So, a clever and skilled purchaser of a new XPS 15 9550 discovered a root CA (Certification Authority) installed in his/her machine. Another person confirmed the same and they published the results – basically, Dell install a certificate named eDellRoot with a private key that is the same for all (or at least many) new Dell machines and can be uncovered quite easily with the right tool (link again).
The private key in this kind of encryption should remain unknown to any party not involved in the communication and specifically, known only to one side of the communicators, allowing it to decrypt the communication. Such a think is a huge backdoor and a sign that you can’t trust the company. Not only that Dell installed the CA and not only the private key is the same for all, it also did it all by itself! Unlike in the Lenovo Superfish carnival, which has Lenovos’ laptop compromised by a third party software, in this case, Dell itself installed it.
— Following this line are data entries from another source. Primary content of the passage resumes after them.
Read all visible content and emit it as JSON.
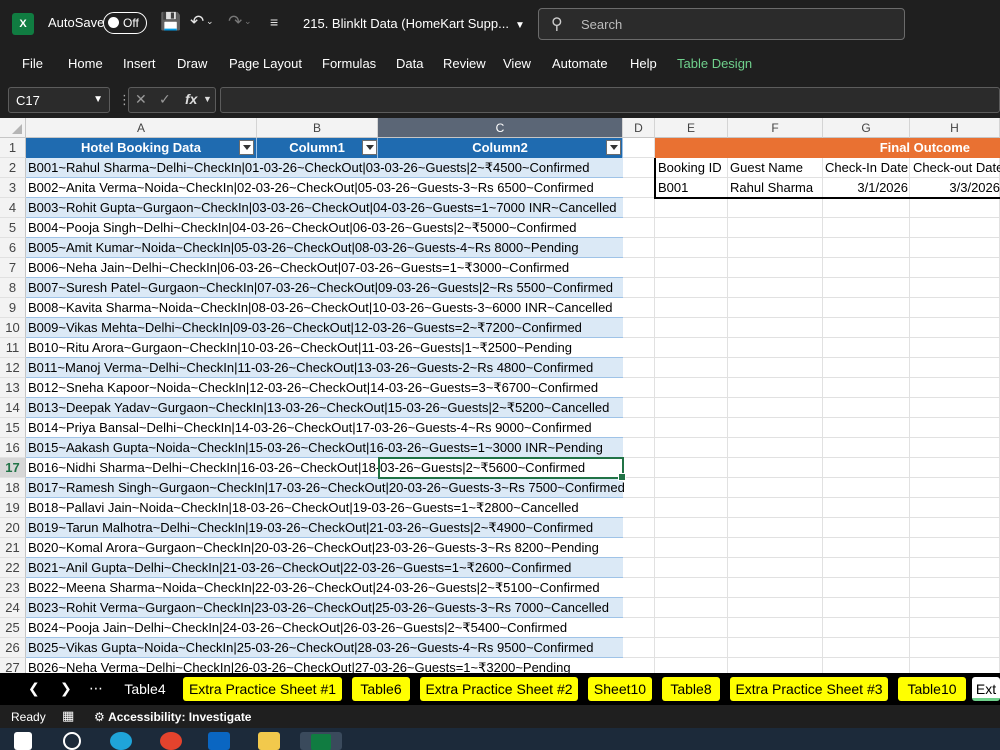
{
  "titlebar": {
    "logo": "X",
    "autosave_label": "AutoSave",
    "toggle_state": "Off",
    "filename": "215. Blinklt Data (HomeKart Supp...",
    "search_placeholder": "Search"
  },
  "menu": [
    "File",
    "Home",
    "Insert",
    "Draw",
    "Page Layout",
    "Formulas",
    "Data",
    "Review",
    "View",
    "Automate",
    "Help",
    "Table Design"
  ],
  "formula_bar": {
    "name_box": "C17",
    "fx": "fx"
  },
  "columns": [
    "A",
    "B",
    "C",
    "D",
    "E",
    "F",
    "G",
    "H"
  ],
  "table": {
    "headers": [
      "Hotel Booking Data",
      "Column1",
      "Column2"
    ],
    "rows": [
      "B001~Rahul Sharma~Delhi~CheckIn|01-03-26~CheckOut|03-03-26~Guests|2~₹4500~Confirmed",
      "B002~Anita Verma~Noida~CheckIn|02-03-26~CheckOut|05-03-26~Guests-3~Rs 6500~Confirmed",
      "B003~Rohit Gupta~Gurgaon~CheckIn|03-03-26~CheckOut|04-03-26~Guests=1~7000 INR~Cancelled",
      "B004~Pooja Singh~Delhi~CheckIn|04-03-26~CheckOut|06-03-26~Guests|2~₹5000~Confirmed",
      "B005~Amit Kumar~Noida~CheckIn|05-03-26~CheckOut|08-03-26~Guests-4~Rs 8000~Pending",
      "B006~Neha Jain~Delhi~CheckIn|06-03-26~CheckOut|07-03-26~Guests=1~₹3000~Confirmed",
      "B007~Suresh Patel~Gurgaon~CheckIn|07-03-26~CheckOut|09-03-26~Guests|2~Rs 5500~Confirmed",
      "B008~Kavita Sharma~Noida~CheckIn|08-03-26~CheckOut|10-03-26~Guests-3~6000 INR~Cancelled",
      "B009~Vikas Mehta~Delhi~CheckIn|09-03-26~CheckOut|12-03-26~Guests=2~₹7200~Confirmed",
      "B010~Ritu Arora~Gurgaon~CheckIn|10-03-26~CheckOut|11-03-26~Guests|1~₹2500~Pending",
      "B011~Manoj Verma~Delhi~CheckIn|11-03-26~CheckOut|13-03-26~Guests-2~Rs 4800~Confirmed",
      "B012~Sneha Kapoor~Noida~CheckIn|12-03-26~CheckOut|14-03-26~Guests=3~₹6700~Confirmed",
      "B013~Deepak Yadav~Gurgaon~CheckIn|13-03-26~CheckOut|15-03-26~Guests|2~₹5200~Cancelled",
      "B014~Priya Bansal~Delhi~CheckIn|14-03-26~CheckOut|17-03-26~Guests-4~Rs 9000~Confirmed",
      "B015~Aakash Gupta~Noida~CheckIn|15-03-26~CheckOut|16-03-26~Guests=1~3000 INR~Pending",
      "B016~Nidhi Sharma~Delhi~CheckIn|16-03-26~CheckOut|18-03-26~Guests|2~₹5600~Confirmed",
      "B017~Ramesh Singh~Gurgaon~CheckIn|17-03-26~CheckOut|20-03-26~Guests-3~Rs 7500~Confirmed",
      "B018~Pallavi Jain~Noida~CheckIn|18-03-26~CheckOut|19-03-26~Guests=1~₹2800~Cancelled",
      "B019~Tarun Malhotra~Delhi~CheckIn|19-03-26~CheckOut|21-03-26~Guests|2~₹4900~Confirmed",
      "B020~Komal Arora~Gurgaon~CheckIn|20-03-26~CheckOut|23-03-26~Guests-3~Rs 8200~Pending",
      "B021~Anil Gupta~Delhi~CheckIn|21-03-26~CheckOut|22-03-26~Guests=1~₹2600~Confirmed",
      "B022~Meena Sharma~Noida~CheckIn|22-03-26~CheckOut|24-03-26~Guests|2~₹5100~Confirmed",
      "B023~Rohit Verma~Gurgaon~CheckIn|23-03-26~CheckOut|25-03-26~Guests-3~Rs 7000~Cancelled",
      "B024~Pooja Jain~Delhi~CheckIn|24-03-26~CheckOut|26-03-26~Guests|2~₹5400~Confirmed",
      "B025~Vikas Gupta~Noida~CheckIn|25-03-26~CheckOut|28-03-26~Guests-4~Rs 9500~Confirmed",
      "B026~Neha Verma~Delhi~CheckIn|26-03-26~CheckOut|27-03-26~Guests=1~₹3200~Pending"
    ]
  },
  "final_outcome": {
    "title": "Final Outcome",
    "headers": [
      "Booking ID",
      "Guest Name",
      "Check-In Date",
      "Check-out Date"
    ],
    "values": [
      "B001",
      "Rahul Sharma",
      "3/1/2026",
      "3/3/2026"
    ]
  },
  "sheet_tabs": [
    {
      "label": "Table4",
      "style": "plain"
    },
    {
      "label": "Extra Practice Sheet #1",
      "style": "yellow"
    },
    {
      "label": "Table6",
      "style": "yellow"
    },
    {
      "label": "Extra Practice Sheet #2",
      "style": "yellow"
    },
    {
      "label": "Sheet10",
      "style": "yellow"
    },
    {
      "label": "Table8",
      "style": "yellow"
    },
    {
      "label": "Extra Practice Sheet #3",
      "style": "yellow"
    },
    {
      "label": "Table10",
      "style": "yellow"
    },
    {
      "label": "Ext",
      "style": "active"
    }
  ],
  "status": {
    "ready": "Ready",
    "accessibility": "Accessibility: Investigate"
  },
  "colors": {
    "table_header": "#1f6bb0",
    "band": "#dbe9f6",
    "outcome_header": "#e97132",
    "accent": "#217346",
    "tab_yellow": "#ffff00"
  }
}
Honestly, I don’t know well the security mechnics and how well this backdoor can be utilized by attackers. Also, I don’t know if a simple (buy annoying) formatting of the storage device and reinstalling the OS would be enough (maybe it’s in the bios or something).
rotorcowboy, who have discovered it and published it, also published the keys, thumbprint and serial code, so people could compare and see if it is the same in their laptop and also to force Dell to stop with this crap, I guess.
I checked my Dell Inspiron 7559 (the one I reviewed) and it has the same thing exactly, same serial and all. You could easily check it by running Start -> type “certmgr.msc” -> (accept on UAC prompt) -> Trusted Root Certification Authorities -> Certificates.
Not sure yet if this parasite installed by Dell automatically via the UEFI technic or it can be removed easily. Read the discussion on reddit and let me know if you see anything. Here, a person on reddit says the thing is automatically installed after every full shutdown. Also, some kind of a workaround is provided.
You can also check if you get any warning surfing to this site made by Kenn White to show that your laptop can be fooled: